Start of EXTRACTED DATA

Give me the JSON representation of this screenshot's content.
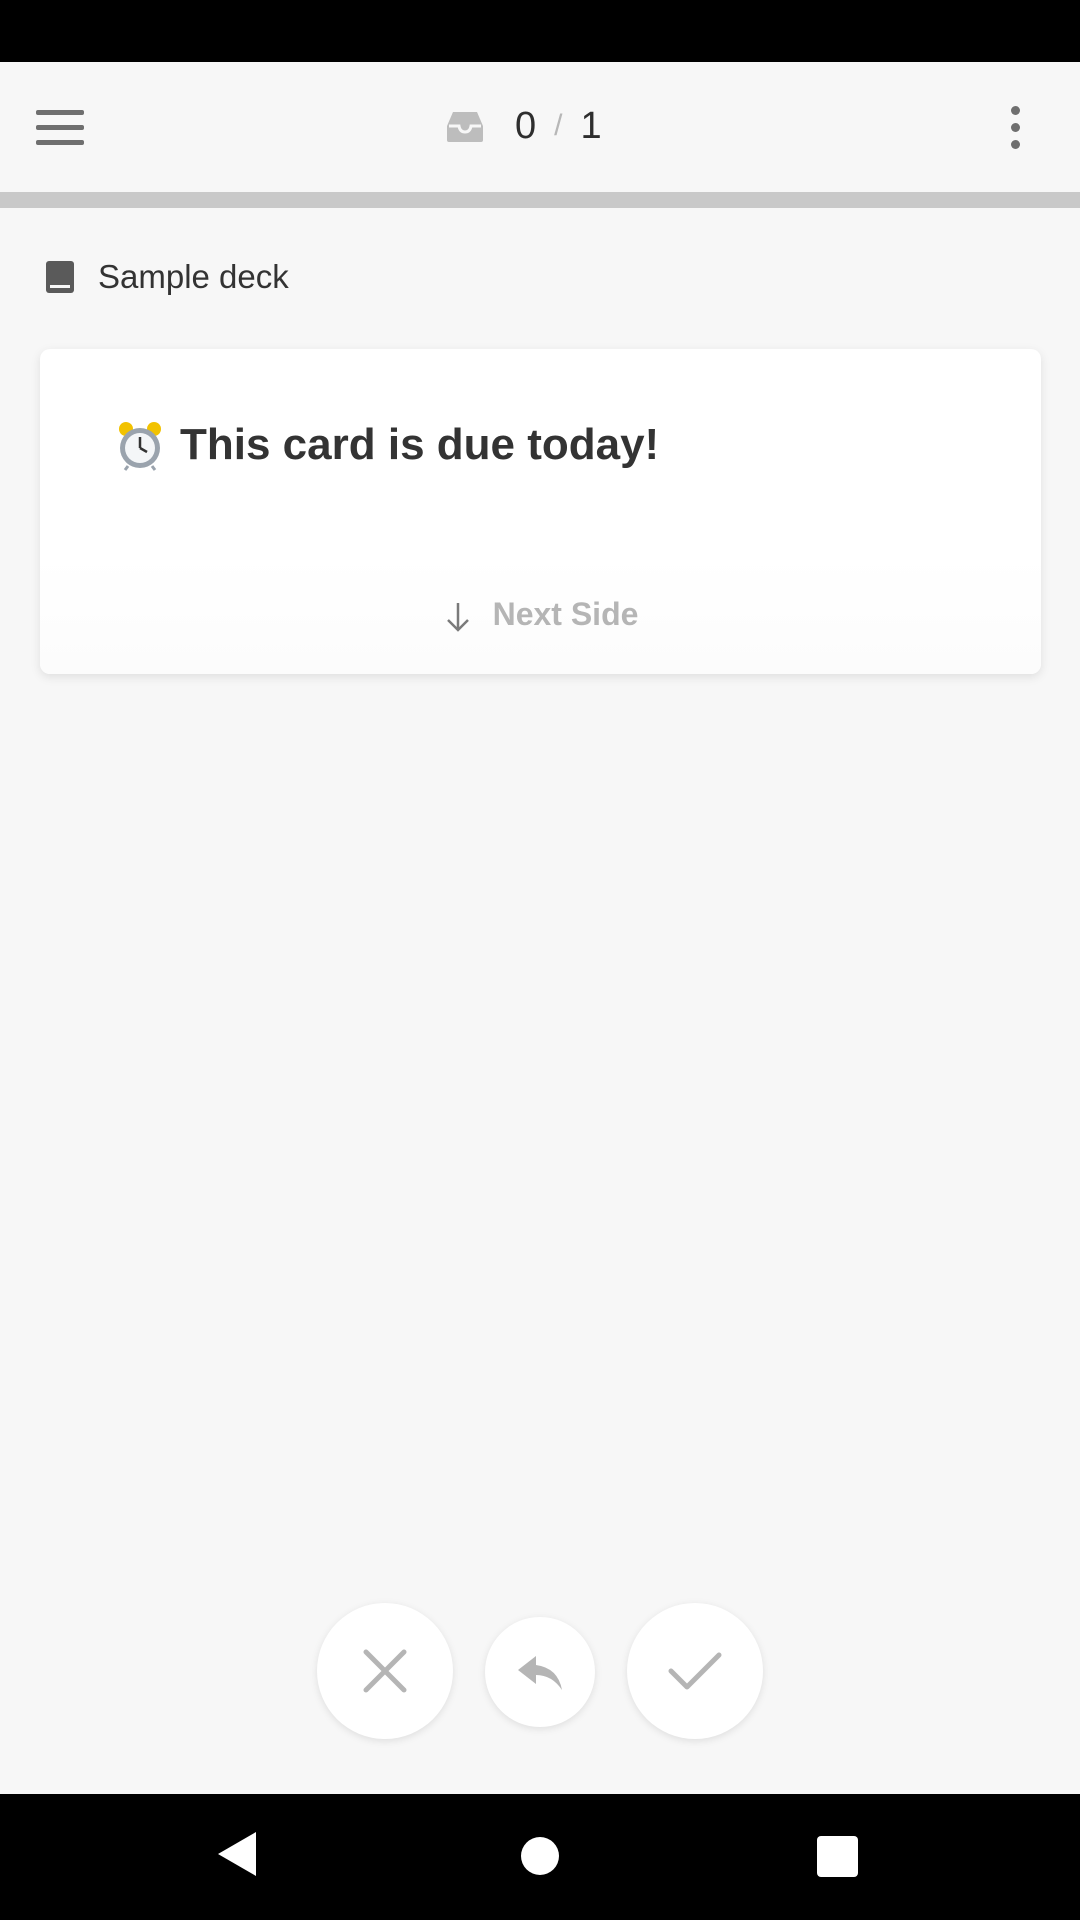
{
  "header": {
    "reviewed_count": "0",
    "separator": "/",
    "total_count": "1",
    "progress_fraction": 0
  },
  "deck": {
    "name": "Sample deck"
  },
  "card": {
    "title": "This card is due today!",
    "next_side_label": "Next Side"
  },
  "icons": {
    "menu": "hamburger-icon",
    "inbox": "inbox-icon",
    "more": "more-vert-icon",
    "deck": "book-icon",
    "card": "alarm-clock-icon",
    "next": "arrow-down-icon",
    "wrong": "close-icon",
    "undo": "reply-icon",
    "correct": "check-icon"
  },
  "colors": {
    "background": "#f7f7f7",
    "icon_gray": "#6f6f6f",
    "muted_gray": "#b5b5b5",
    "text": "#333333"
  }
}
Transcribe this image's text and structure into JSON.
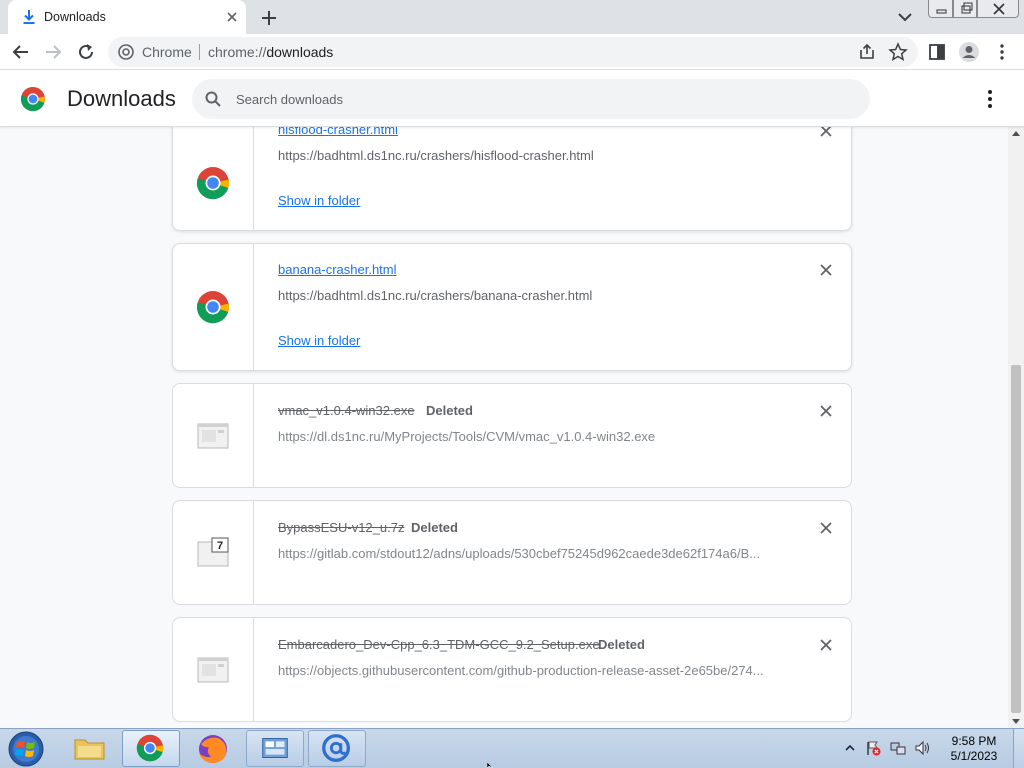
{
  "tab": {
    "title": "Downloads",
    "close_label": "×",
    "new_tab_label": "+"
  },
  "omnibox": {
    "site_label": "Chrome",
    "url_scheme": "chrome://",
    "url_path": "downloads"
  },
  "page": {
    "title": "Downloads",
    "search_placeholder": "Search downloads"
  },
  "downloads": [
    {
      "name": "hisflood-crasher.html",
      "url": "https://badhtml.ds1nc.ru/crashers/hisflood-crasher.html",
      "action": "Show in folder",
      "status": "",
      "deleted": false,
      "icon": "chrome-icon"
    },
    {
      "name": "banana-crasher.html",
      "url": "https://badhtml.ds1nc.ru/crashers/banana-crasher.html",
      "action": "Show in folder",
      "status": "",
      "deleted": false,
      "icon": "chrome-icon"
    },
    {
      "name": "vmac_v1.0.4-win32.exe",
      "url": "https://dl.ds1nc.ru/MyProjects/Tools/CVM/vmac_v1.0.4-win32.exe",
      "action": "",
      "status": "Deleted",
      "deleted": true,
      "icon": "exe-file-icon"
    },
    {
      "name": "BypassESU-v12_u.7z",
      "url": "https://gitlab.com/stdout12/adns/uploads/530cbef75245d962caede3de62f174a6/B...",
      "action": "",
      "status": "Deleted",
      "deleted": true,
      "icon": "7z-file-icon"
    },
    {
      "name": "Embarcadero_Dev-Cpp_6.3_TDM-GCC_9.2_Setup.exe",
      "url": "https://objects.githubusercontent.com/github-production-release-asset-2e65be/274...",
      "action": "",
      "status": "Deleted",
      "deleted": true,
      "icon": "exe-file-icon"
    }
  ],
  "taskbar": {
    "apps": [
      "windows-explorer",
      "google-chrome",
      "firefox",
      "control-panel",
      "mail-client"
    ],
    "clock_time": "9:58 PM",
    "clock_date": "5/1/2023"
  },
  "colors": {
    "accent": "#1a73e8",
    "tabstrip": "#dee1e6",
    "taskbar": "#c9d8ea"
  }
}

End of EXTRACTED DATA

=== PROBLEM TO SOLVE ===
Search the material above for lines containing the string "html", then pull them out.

=== SOLUTION FOR THIS TASK ===
      "name": "hisflood-crasher.html",
      "url": "https://badhtml.ds1nc.ru/crashers/hisflood-crasher.html",
      "name": "banana-crasher.html",
      "url": "https://badhtml.ds1nc.ru/crashers/banana-crasher.html",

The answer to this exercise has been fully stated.